Both a systolic and a diastolic pressure reading are important but the systolic pressure reading is more significant in people of 60 years and above. This is because isolated systolic hypertension is common with elderly people.
Note that blood pressure varies throughout the day and that is why before you are diagnosed with high blood pressure, 2 to 3 blood pressure readings (each at different appointments) will be taken by your doctor. Blood pressure should also be measured in both arms and this is to determine if there is a difference. You may also be required to measure and record your blood pressure at home or at work for additional information.
If you are diagnosed with any type of high blood pressure, your doctor will conduct a physical examination and also review your medical history. He/she may also recommend routine tests such as blood tests, urine tests, an electrocardiogram (measures your hearts electric activity) and even cholesterol tests.
Management and treatment
If you want to control high blood pressure, changing your lifestyle should be your first step. Some of the recommended lifestyle changes include:
- Eating healthy foods
- Reducing the amount of salt in your diet
- Maintaining a healthy weight
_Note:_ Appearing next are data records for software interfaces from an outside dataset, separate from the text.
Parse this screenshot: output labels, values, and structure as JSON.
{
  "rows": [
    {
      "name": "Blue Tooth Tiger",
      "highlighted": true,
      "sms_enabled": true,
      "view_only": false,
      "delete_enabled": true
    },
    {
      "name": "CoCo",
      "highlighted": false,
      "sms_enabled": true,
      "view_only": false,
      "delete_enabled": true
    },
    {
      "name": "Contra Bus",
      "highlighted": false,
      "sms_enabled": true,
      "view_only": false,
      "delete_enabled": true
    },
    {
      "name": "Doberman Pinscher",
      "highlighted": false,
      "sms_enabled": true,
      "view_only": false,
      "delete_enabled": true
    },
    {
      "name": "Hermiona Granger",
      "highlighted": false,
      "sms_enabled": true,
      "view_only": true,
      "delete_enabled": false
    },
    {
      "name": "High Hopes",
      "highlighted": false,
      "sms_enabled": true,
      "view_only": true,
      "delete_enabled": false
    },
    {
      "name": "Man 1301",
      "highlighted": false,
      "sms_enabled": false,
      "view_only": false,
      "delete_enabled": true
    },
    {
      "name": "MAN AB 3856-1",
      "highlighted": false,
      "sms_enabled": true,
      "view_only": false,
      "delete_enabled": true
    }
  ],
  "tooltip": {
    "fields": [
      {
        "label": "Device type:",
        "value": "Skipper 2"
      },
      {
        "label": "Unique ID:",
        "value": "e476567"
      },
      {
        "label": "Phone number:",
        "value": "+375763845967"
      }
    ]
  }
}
- Quitting smoking
- Limiting alcohol
- Increasing physical activity – (i.e. exercising regularly)
- Managing stress
- Taking slow, deep breaths and relaxing.
In addition to the lifestyle changes, some of the medications that may be recommended to lower blood pressure include:
- Thiazide diuretics (also called water pills) – help the body to eliminate water and sodium thus reducing blood volume.
- Calcium channel blockers- they help to relax the blood vessel muscles and some of them even slow the heart rate. They work better in older people and also in African Americans
- Beta blockers – They reduce the workload on your heart and also open the blood vessels enabling the heart to beat faster but with less force. They are more effective when combined with other blood pressure medications
- Renin inhibitor-which slows down the production of renin. (Renin is an enzyme in the kidneys that initiates a chain of chemical activities that increases blood pressure)
- Other medications include; Angiotensin-converting enzyme inhibitors, alpha-beta blockers, angiotensin II receptor blockers, vasodilators, central-acting agents among others.
Once the blood pressure is under control, you may be advised to take aspirin daily as this will help reduce your risk of cardiovascular disorders.
As mentioned above, almost everyone can have hypertension at one point in their lives. The most important thing though is to practice healthy lifestyle habits. This will minimize your risks of having high blood pressure at any stage in your life.
Here’s a video from the European Society of Cardiology discussion about their recent hypertension guidelines.